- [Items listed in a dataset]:
● ● ● ● ●

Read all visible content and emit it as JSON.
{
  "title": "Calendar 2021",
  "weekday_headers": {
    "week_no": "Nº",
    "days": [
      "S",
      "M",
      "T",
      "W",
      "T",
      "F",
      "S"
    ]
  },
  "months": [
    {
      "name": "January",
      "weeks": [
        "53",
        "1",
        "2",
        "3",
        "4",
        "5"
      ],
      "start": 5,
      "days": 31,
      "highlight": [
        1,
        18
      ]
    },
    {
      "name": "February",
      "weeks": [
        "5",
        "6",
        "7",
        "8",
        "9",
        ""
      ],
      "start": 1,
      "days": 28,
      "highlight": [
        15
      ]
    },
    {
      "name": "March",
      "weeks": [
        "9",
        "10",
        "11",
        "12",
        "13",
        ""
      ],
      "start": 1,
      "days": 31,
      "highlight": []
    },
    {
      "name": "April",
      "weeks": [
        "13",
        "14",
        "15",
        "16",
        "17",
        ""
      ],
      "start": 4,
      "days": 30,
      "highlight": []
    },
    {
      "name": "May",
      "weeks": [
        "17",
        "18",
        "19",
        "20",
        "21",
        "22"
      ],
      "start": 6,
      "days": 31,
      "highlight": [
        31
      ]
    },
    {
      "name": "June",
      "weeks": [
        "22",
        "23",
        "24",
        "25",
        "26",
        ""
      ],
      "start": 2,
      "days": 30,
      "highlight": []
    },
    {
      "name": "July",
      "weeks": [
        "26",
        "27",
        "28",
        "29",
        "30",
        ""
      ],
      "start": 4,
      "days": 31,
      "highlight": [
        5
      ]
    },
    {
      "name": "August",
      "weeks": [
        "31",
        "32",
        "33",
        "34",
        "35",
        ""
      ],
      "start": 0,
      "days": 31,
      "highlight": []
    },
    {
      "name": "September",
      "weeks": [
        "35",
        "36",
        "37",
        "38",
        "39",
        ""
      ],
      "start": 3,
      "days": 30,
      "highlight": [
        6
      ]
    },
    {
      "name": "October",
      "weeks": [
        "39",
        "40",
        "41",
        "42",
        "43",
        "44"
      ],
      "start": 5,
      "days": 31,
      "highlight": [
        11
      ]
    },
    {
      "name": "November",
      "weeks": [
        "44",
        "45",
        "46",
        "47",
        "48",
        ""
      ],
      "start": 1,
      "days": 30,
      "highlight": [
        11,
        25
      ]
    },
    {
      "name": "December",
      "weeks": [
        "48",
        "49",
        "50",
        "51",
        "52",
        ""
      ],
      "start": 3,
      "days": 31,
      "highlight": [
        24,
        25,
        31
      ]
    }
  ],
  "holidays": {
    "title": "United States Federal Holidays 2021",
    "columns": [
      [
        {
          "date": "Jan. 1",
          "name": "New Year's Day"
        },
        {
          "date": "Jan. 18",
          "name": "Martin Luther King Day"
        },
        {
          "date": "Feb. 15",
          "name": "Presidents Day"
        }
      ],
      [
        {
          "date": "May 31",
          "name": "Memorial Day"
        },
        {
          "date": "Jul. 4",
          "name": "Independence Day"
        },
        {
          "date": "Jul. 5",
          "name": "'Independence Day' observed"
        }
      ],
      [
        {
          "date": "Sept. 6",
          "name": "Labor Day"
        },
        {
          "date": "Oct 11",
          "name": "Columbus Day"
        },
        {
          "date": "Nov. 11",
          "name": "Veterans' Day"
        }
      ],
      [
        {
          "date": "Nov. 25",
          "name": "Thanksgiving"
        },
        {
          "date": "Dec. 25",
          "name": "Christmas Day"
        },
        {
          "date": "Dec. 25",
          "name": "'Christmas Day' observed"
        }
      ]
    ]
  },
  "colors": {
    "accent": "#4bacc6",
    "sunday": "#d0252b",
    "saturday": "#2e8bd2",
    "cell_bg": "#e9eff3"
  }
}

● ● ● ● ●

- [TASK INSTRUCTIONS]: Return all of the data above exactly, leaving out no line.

- [RESPONSE BELOW]:
Read all visible content and emit it as JSON.
{
  "title": "Calendar 2021",
  "weekday_headers": {
    "week_no": "Nº",
    "days": [
      "S",
      "M",
      "T",
      "W",
      "T",
      "F",
      "S"
    ]
  },
  "months": [
    {
      "name": "January",
      "weeks": [
        "53",
        "1",
        "2",
        "3",
        "4",
        "5"
      ],
      "start": 5,
      "days": 31,
      "highlight": [
        1,
        18
      ]
    },
    {
      "name": "February",
      "weeks": [
        "5",
        "6",
        "7",
        "8",
        "9",
        ""
      ],
      "start": 1,
      "days": 28,
      "highlight": [
        15
      ]
    },
    {
      "name": "March",
      "weeks": [
        "9",
        "10",
        "11",
        "12",
        "13",
        ""
      ],
      "start": 1,
      "days": 31,
      "highlight": []
    },
    {
      "name": "April",
      "weeks": [
        "13",
        "14",
        "15",
        "16",
        "17",
        ""
      ],
      "start": 4,
      "days": 30,
      "highlight": []
    },
    {
      "name": "May",
      "weeks": [
        "17",
        "18",
        "19",
        "20",
        "21",
        "22"
      ],
      "start": 6,
      "days": 31,
      "highlight": [
        31
      ]
    },
    {
      "name": "June",
      "weeks": [
        "22",
        "23",
        "24",
        "25",
        "26",
        ""
      ],
      "start": 2,
      "days": 30,
      "highlight": []
    },
    {
      "name": "July",
      "weeks": [
        "26",
        "27",
        "28",
        "29",
        "30",
        ""
      ],
      "start": 4,
      "days": 31,
      "highlight": [
        5
      ]
    },
    {
      "name": "August",
      "weeks": [
        "31",
        "32",
        "33",
        "34",
        "35",
        ""
      ],
      "start": 0,
      "days": 31,
      "highlight": []
    },
    {
      "name": "September",
      "weeks": [
        "35",
        "36",
        "37",
        "38",
        "39",
        ""
      ],
      "start": 3,
      "days": 30,
      "highlight": [
        6
      ]
    },
    {
      "name": "October",
      "weeks": [
        "39",
        "40",
        "41",
        "42",
        "43",
        "44"
      ],
      "start": 5,
      "days": 31,
      "highlight": [
        11
      ]
    },
    {
      "name": "November",
      "weeks": [
        "44",
        "45",
        "46",
        "47",
        "48",
        ""
      ],
      "start": 1,
      "days": 30,
      "highlight": [
        11,
        25
      ]
    },
    {
      "name": "December",
      "weeks": [
        "48",
        "49",
        "50",
        "51",
        "52",
        ""
      ],
      "start": 3,
      "days": 31,
      "highlight": [
        24,
        25,
        31
      ]
    }
  ],
  "holidays": {
    "title": "United States Federal Holidays 2021",
    "columns": [
      [
        {
          "date": "Jan. 1",
          "name": "New Year's Day"
        },
        {
          "date": "Jan. 18",
          "name": "Martin Luther King Day"
        },
        {
          "date": "Feb. 15",
          "name": "Presidents Day"
        }
      ],
      [
        {
          "date": "May 31",
          "name": "Memorial Day"
        },
        {
          "date": "Jul. 4",
          "name": "Independence Day"
        },
        {
          "date": "Jul. 5",
          "name": "'Independence Day' observed"
        }
      ],
      [
        {
          "date": "Sept. 6",
          "name": "Labor Day"
        },
        {
          "date": "Oct 11",
          "name": "Columbus Day"
        },
        {
          "date": "Nov. 11",
          "name": "Veterans' Day"
        }
      ],
      [
        {
          "date": "Nov. 25",
          "name": "Thanksgiving"
        },
        {
          "date": "Dec. 25",
          "name": "Christmas Day"
        },
        {
          "date": "Dec. 25",
          "name": "'Christmas Day' observed"
        }
      ]
    ]
  },
  "colors": {
    "accent": "#4bacc6",
    "sunday": "#d0252b",
    "saturday": "#2e8bd2",
    "cell_bg": "#e9eff3"
  }
}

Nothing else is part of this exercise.